● **Dataset rows for apps and sites**:
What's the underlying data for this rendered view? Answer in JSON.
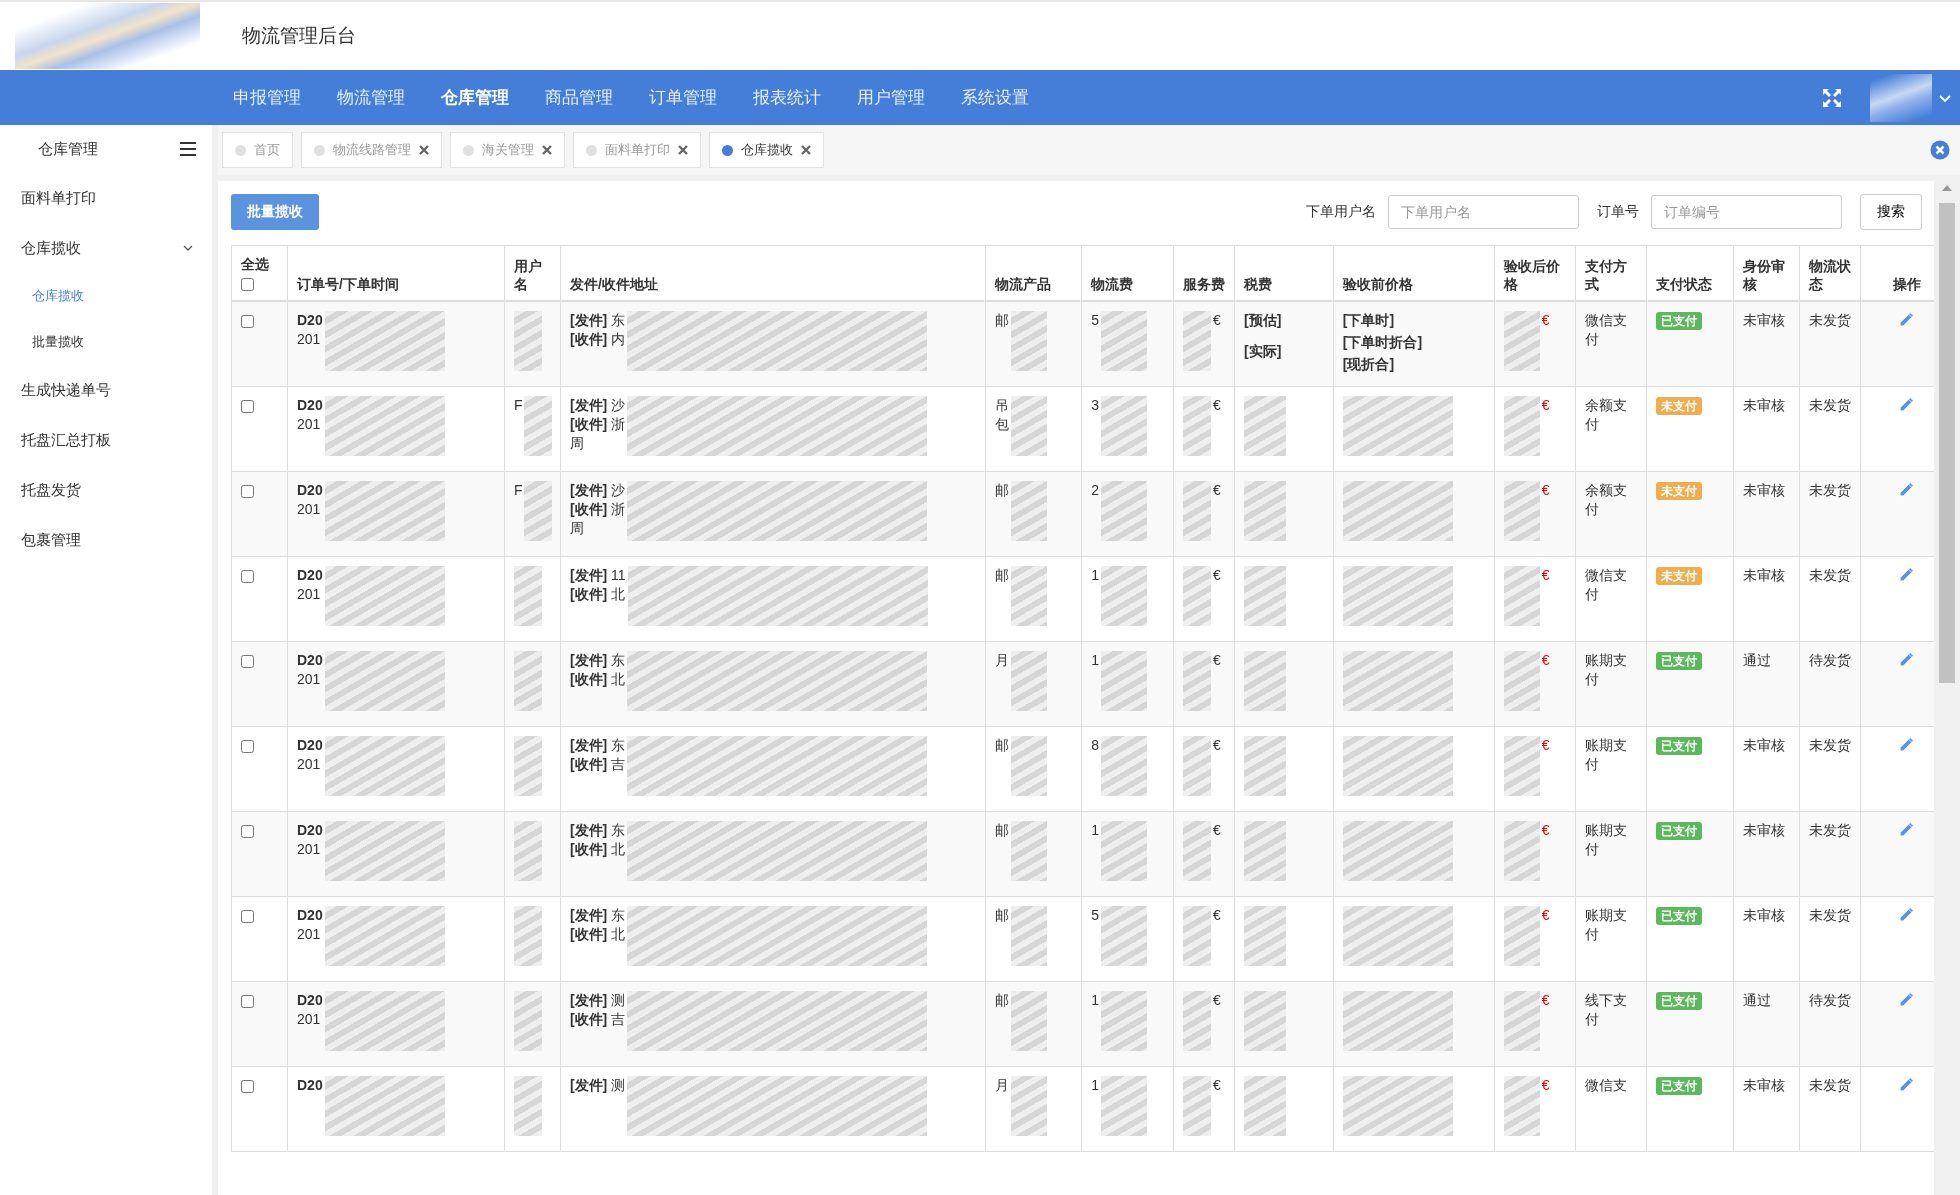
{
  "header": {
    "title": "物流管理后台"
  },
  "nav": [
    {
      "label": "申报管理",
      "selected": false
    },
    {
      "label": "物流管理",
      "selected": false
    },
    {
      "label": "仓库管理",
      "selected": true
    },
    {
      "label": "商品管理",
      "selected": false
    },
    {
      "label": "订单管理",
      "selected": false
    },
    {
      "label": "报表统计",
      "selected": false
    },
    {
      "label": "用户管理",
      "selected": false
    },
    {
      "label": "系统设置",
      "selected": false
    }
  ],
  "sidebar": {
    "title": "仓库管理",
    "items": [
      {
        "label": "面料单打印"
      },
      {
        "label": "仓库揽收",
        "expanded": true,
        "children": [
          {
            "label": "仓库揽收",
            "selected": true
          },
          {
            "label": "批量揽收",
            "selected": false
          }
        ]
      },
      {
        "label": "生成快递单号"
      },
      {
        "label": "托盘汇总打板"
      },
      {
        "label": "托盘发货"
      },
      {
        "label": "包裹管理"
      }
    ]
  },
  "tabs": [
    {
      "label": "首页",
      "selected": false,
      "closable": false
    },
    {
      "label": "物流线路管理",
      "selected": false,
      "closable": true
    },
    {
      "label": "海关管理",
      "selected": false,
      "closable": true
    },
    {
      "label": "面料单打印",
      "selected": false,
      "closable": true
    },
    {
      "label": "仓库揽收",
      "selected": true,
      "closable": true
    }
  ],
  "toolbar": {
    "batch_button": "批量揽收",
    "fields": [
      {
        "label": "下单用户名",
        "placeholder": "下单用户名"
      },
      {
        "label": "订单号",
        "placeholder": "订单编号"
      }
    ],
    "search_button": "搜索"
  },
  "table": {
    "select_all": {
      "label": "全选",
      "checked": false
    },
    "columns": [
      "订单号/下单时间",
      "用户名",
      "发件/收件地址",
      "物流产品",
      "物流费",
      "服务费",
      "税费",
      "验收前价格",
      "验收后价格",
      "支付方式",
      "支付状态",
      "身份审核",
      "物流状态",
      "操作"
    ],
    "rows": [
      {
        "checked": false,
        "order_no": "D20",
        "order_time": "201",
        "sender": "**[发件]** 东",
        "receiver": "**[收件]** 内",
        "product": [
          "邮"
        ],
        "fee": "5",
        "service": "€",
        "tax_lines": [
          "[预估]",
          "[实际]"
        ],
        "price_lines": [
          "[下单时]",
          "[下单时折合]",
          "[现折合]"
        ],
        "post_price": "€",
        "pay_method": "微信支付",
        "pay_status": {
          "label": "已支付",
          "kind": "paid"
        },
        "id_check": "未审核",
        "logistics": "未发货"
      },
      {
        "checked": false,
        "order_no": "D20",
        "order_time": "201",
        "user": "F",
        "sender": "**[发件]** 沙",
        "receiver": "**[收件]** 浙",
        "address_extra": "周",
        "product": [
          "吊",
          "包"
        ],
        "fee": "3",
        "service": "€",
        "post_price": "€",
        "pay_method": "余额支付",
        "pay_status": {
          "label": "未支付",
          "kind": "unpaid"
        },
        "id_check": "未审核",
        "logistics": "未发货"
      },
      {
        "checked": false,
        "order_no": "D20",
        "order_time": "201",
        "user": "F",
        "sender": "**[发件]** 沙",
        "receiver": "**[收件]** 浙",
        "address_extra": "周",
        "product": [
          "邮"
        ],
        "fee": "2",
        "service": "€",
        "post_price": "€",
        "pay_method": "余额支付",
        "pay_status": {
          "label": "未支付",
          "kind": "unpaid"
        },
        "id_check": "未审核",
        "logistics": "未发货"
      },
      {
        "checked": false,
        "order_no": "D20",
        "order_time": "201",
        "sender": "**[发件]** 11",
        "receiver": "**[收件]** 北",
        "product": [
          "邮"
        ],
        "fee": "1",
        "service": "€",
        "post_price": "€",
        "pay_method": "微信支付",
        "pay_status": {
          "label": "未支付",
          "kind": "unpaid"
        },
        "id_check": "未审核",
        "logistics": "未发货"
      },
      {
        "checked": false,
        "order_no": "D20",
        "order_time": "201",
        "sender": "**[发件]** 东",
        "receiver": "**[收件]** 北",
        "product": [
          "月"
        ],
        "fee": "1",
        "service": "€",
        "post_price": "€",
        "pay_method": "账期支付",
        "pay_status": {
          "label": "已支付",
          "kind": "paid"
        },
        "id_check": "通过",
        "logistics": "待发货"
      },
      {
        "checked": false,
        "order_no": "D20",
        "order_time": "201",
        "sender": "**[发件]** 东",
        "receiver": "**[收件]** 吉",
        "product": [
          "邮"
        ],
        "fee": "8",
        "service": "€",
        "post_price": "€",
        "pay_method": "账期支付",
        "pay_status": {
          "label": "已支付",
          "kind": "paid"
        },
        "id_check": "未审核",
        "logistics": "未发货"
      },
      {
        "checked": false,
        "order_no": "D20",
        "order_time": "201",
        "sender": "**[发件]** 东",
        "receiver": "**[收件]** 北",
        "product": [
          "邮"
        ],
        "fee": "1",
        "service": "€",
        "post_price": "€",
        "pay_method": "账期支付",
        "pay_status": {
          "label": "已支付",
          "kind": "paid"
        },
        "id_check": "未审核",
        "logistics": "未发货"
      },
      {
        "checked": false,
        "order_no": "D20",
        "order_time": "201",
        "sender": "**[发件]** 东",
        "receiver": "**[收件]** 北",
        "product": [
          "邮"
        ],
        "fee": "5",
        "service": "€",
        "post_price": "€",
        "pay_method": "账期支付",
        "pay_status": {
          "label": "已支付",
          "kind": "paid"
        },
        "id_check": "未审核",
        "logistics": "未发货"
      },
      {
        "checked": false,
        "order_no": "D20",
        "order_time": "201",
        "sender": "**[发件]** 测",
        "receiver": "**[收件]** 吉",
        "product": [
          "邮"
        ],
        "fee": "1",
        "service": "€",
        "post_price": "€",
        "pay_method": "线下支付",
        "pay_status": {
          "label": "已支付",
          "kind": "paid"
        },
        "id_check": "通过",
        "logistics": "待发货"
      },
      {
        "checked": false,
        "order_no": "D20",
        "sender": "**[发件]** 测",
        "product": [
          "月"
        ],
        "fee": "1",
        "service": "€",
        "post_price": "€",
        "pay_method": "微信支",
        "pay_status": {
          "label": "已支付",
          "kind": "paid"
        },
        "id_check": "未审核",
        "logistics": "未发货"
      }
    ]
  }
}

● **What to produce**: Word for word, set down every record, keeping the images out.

● **Problem solution**:
What's the underlying data for this rendered view? Answer in JSON.
{
  "header": {
    "title": "物流管理后台"
  },
  "nav": [
    {
      "label": "申报管理",
      "selected": false
    },
    {
      "label": "物流管理",
      "selected": false
    },
    {
      "label": "仓库管理",
      "selected": true
    },
    {
      "label": "商品管理",
      "selected": false
    },
    {
      "label": "订单管理",
      "selected": false
    },
    {
      "label": "报表统计",
      "selected": false
    },
    {
      "label": "用户管理",
      "selected": false
    },
    {
      "label": "系统设置",
      "selected": false
    }
  ],
  "sidebar": {
    "title": "仓库管理",
    "items": [
      {
        "label": "面料单打印"
      },
      {
        "label": "仓库揽收",
        "expanded": true,
        "children": [
          {
            "label": "仓库揽收",
            "selected": true
          },
          {
            "label": "批量揽收",
            "selected": false
          }
        ]
      },
      {
        "label": "生成快递单号"
      },
      {
        "label": "托盘汇总打板"
      },
      {
        "label": "托盘发货"
      },
      {
        "label": "包裹管理"
      }
    ]
  },
  "tabs": [
    {
      "label": "首页",
      "selected": false,
      "closable": false
    },
    {
      "label": "物流线路管理",
      "selected": false,
      "closable": true
    },
    {
      "label": "海关管理",
      "selected": false,
      "closable": true
    },
    {
      "label": "面料单打印",
      "selected": false,
      "closable": true
    },
    {
      "label": "仓库揽收",
      "selected": true,
      "closable": true
    }
  ],
  "toolbar": {
    "batch_button": "批量揽收",
    "fields": [
      {
        "label": "下单用户名",
        "placeholder": "下单用户名"
      },
      {
        "label": "订单号",
        "placeholder": "订单编号"
      }
    ],
    "search_button": "搜索"
  },
  "table": {
    "select_all": {
      "label": "全选",
      "checked": false
    },
    "columns": [
      "订单号/下单时间",
      "用户名",
      "发件/收件地址",
      "物流产品",
      "物流费",
      "服务费",
      "税费",
      "验收前价格",
      "验收后价格",
      "支付方式",
      "支付状态",
      "身份审核",
      "物流状态",
      "操作"
    ],
    "rows": [
      {
        "checked": false,
        "order_no": "D20",
        "order_time": "201",
        "sender": "**[发件]** 东",
        "receiver": "**[收件]** 内",
        "product": [
          "邮"
        ],
        "fee": "5",
        "service": "€",
        "tax_lines": [
          "[预估]",
          "[实际]"
        ],
        "price_lines": [
          "[下单时]",
          "[下单时折合]",
          "[现折合]"
        ],
        "post_price": "€",
        "pay_method": "微信支付",
        "pay_status": {
          "label": "已支付",
          "kind": "paid"
        },
        "id_check": "未审核",
        "logistics": "未发货"
      },
      {
        "checked": false,
        "order_no": "D20",
        "order_time": "201",
        "user": "F",
        "sender": "**[发件]** 沙",
        "receiver": "**[收件]** 浙",
        "address_extra": "周",
        "product": [
          "吊",
          "包"
        ],
        "fee": "3",
        "service": "€",
        "post_price": "€",
        "pay_method": "余额支付",
        "pay_status": {
          "label": "未支付",
          "kind": "unpaid"
        },
        "id_check": "未审核",
        "logistics": "未发货"
      },
      {
        "checked": false,
        "order_no": "D20",
        "order_time": "201",
        "user": "F",
        "sender": "**[发件]** 沙",
        "receiver": "**[收件]** 浙",
        "address_extra": "周",
        "product": [
          "邮"
        ],
        "fee": "2",
        "service": "€",
        "post_price": "€",
        "pay_method": "余额支付",
        "pay_status": {
          "label": "未支付",
          "kind": "unpaid"
        },
        "id_check": "未审核",
        "logistics": "未发货"
      },
      {
        "checked": false,
        "order_no": "D20",
        "order_time": "201",
        "sender": "**[发件]** 11",
        "receiver": "**[收件]** 北",
        "product": [
          "邮"
        ],
        "fee": "1",
        "service": "€",
        "post_price": "€",
        "pay_method": "微信支付",
        "pay_status": {
          "label": "未支付",
          "kind": "unpaid"
        },
        "id_check": "未审核",
        "logistics": "未发货"
      },
      {
        "checked": false,
        "order_no": "D20",
        "order_time": "201",
        "sender": "**[发件]** 东",
        "receiver": "**[收件]** 北",
        "product": [
          "月"
        ],
        "fee": "1",
        "service": "€",
        "post_price": "€",
        "pay_method": "账期支付",
        "pay_status": {
          "label": "已支付",
          "kind": "paid"
        },
        "id_check": "通过",
        "logistics": "待发货"
      },
      {
        "checked": false,
        "order_no": "D20",
        "order_time": "201",
        "sender": "**[发件]** 东",
        "receiver": "**[收件]** 吉",
        "product": [
          "邮"
        ],
        "fee": "8",
        "service": "€",
        "post_price": "€",
        "pay_method": "账期支付",
        "pay_status": {
          "label": "已支付",
          "kind": "paid"
        },
        "id_check": "未审核",
        "logistics": "未发货"
      },
      {
        "checked": false,
        "order_no": "D20",
        "order_time": "201",
        "sender": "**[发件]** 东",
        "receiver": "**[收件]** 北",
        "product": [
          "邮"
        ],
        "fee": "1",
        "service": "€",
        "post_price": "€",
        "pay_method": "账期支付",
        "pay_status": {
          "label": "已支付",
          "kind": "paid"
        },
        "id_check": "未审核",
        "logistics": "未发货"
      },
      {
        "checked": false,
        "order_no": "D20",
        "order_time": "201",
        "sender": "**[发件]** 东",
        "receiver": "**[收件]** 北",
        "product": [
          "邮"
        ],
        "fee": "5",
        "service": "€",
        "post_price": "€",
        "pay_method": "账期支付",
        "pay_status": {
          "label": "已支付",
          "kind": "paid"
        },
        "id_check": "未审核",
        "logistics": "未发货"
      },
      {
        "checked": false,
        "order_no": "D20",
        "order_time": "201",
        "sender": "**[发件]** 测",
        "receiver": "**[收件]** 吉",
        "product": [
          "邮"
        ],
        "fee": "1",
        "service": "€",
        "post_price": "€",
        "pay_method": "线下支付",
        "pay_status": {
          "label": "已支付",
          "kind": "paid"
        },
        "id_check": "通过",
        "logistics": "待发货"
      },
      {
        "checked": false,
        "order_no": "D20",
        "sender": "**[发件]** 测",
        "product": [
          "月"
        ],
        "fee": "1",
        "service": "€",
        "post_price": "€",
        "pay_method": "微信支",
        "pay_status": {
          "label": "已支付",
          "kind": "paid"
        },
        "id_check": "未审核",
        "logistics": "未发货"
      }
    ]
  }
}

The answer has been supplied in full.